### Problem statement
Extract all lines in the data that contain the word "title".

### Task material

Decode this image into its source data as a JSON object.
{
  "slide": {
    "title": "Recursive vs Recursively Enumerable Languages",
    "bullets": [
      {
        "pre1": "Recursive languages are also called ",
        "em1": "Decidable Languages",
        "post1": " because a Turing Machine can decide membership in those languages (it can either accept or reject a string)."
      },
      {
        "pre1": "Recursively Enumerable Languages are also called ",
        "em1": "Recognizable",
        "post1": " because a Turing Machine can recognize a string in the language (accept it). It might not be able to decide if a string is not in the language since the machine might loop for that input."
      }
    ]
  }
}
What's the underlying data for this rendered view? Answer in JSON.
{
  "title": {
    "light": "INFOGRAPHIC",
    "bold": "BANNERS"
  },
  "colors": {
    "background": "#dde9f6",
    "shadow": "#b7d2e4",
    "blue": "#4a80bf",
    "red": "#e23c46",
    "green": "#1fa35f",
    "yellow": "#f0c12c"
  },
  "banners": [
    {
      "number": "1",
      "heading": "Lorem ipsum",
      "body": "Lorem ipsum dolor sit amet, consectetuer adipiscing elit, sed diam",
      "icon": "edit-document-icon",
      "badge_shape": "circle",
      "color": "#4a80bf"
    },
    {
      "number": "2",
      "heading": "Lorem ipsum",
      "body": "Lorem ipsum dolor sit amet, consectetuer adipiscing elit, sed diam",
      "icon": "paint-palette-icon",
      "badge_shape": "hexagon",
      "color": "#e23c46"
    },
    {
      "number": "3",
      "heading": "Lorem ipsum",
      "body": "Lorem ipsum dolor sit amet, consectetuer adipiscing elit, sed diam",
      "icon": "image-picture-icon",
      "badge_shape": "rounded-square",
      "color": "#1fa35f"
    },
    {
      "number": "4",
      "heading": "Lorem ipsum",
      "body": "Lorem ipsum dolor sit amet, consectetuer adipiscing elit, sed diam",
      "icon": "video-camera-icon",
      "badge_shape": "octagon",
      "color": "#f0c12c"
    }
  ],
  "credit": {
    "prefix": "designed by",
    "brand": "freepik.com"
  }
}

### Exercise result
    "title": "Recursive vs Recursively Enumerable Languages",
  "title": {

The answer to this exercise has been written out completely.